◆ **Assignment**
Only lines that contain the word "title" belong in the answer; copy them from the records below.

◆ **Data records**
-- Opening Marker --
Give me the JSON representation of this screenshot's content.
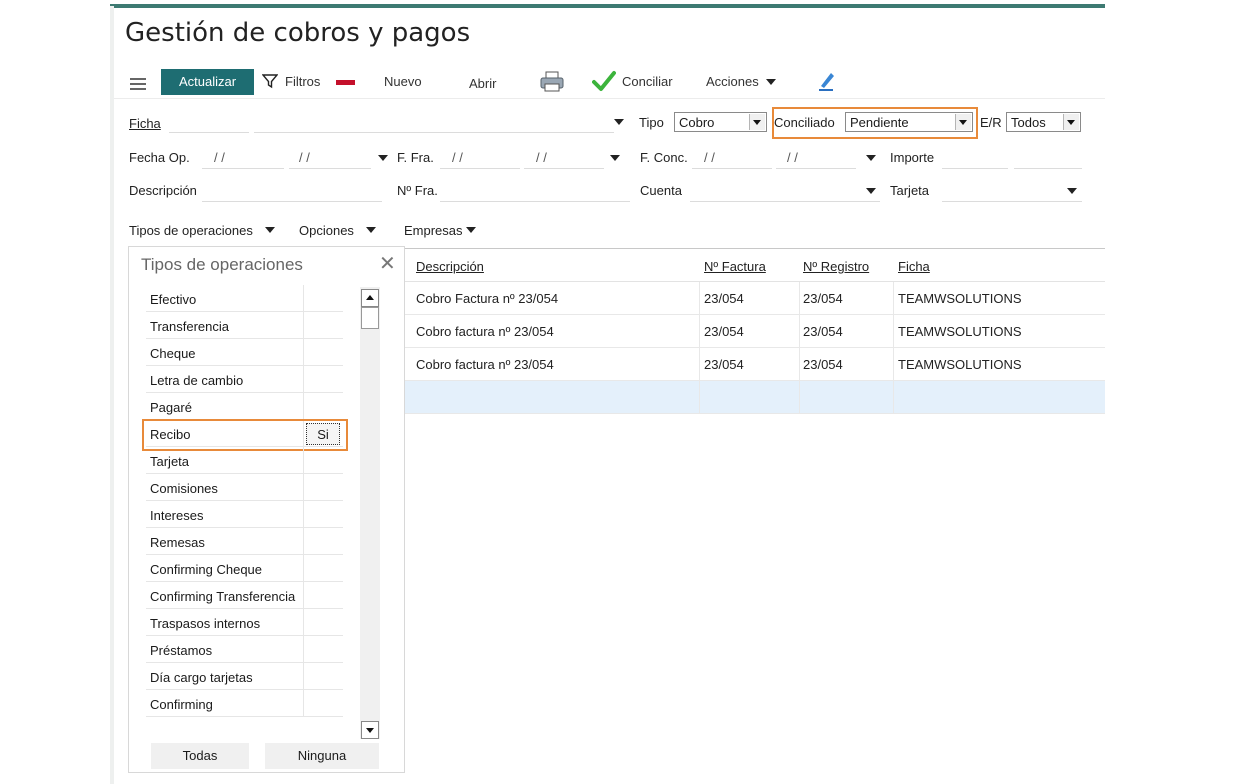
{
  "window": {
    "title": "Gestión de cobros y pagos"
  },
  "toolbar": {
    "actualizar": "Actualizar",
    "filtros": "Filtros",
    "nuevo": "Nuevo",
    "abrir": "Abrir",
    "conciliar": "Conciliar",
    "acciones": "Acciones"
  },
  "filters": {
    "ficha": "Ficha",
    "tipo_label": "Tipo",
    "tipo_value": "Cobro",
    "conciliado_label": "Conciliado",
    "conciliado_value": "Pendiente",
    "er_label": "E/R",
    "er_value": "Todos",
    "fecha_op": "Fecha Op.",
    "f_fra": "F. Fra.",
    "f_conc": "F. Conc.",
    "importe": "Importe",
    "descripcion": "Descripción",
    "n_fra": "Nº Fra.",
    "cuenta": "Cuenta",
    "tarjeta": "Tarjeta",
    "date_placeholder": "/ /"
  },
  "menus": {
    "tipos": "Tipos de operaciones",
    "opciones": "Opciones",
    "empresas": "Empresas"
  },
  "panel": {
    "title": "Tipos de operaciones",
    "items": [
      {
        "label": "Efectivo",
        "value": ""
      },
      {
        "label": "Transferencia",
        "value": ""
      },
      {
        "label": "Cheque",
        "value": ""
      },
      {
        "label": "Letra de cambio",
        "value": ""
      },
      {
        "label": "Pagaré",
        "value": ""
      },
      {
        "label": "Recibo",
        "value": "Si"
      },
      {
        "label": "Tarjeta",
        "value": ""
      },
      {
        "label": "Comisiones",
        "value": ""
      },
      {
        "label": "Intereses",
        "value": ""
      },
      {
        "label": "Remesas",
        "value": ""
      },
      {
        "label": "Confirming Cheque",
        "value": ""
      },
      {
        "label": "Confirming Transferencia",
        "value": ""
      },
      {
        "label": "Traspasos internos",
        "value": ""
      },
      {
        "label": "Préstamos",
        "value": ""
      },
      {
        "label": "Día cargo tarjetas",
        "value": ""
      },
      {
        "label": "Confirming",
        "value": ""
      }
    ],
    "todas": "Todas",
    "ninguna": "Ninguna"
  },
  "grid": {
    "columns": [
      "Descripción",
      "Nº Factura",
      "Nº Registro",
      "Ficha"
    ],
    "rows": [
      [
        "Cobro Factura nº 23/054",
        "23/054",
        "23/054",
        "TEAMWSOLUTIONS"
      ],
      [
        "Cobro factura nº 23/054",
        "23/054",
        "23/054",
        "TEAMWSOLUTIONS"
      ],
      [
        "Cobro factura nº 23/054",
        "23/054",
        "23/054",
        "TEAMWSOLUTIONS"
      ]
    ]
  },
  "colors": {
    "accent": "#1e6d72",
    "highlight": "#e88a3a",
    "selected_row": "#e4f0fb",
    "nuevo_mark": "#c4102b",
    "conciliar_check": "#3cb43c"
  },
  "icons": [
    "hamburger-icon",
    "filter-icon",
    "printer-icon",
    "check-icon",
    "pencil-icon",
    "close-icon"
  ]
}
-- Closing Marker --
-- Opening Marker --
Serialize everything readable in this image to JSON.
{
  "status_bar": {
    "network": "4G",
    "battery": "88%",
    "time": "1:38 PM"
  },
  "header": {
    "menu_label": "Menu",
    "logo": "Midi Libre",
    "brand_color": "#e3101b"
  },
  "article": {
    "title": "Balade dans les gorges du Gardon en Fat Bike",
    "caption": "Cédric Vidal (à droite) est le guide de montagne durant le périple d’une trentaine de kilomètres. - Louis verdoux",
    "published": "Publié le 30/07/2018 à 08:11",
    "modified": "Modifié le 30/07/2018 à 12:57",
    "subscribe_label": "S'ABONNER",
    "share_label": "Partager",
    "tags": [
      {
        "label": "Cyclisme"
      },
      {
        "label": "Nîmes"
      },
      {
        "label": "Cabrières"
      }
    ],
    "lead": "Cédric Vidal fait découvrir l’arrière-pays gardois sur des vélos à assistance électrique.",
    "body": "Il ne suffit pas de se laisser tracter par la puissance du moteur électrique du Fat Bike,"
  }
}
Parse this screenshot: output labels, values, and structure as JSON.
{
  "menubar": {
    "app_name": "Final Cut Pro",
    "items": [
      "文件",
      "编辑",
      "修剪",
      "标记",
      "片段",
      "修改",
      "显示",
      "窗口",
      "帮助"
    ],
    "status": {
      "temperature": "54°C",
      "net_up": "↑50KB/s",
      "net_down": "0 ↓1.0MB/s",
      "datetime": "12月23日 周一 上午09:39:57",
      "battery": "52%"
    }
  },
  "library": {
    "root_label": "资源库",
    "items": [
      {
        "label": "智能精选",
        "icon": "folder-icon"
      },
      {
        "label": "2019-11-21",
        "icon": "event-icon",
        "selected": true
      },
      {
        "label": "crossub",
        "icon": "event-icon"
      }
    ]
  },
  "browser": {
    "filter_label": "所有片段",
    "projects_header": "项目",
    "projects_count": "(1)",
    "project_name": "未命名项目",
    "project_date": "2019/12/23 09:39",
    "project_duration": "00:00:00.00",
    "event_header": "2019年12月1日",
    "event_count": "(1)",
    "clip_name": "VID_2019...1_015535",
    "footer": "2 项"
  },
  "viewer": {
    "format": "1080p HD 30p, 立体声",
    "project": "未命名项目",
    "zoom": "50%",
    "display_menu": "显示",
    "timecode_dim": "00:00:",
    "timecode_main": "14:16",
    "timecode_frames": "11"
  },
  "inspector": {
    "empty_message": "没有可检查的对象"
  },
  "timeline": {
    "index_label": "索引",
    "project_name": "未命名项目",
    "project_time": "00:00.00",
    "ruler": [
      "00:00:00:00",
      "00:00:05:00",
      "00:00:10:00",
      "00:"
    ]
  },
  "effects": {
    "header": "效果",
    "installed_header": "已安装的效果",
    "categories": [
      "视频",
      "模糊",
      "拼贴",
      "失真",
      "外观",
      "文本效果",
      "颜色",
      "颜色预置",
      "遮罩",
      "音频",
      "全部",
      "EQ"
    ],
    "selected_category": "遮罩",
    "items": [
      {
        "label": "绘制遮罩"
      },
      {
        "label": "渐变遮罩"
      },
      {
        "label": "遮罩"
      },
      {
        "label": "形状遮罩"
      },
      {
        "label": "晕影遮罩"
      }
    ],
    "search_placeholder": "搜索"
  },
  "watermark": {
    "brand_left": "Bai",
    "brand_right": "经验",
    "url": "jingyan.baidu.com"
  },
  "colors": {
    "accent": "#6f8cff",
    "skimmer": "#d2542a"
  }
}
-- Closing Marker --
◆ **Exercise result**
    "title": "Gestión de cobros y pagos"
    "title": "Tipos de operaciones",
    "title": "Balade dans les gorges du Gardon en Fat Bike",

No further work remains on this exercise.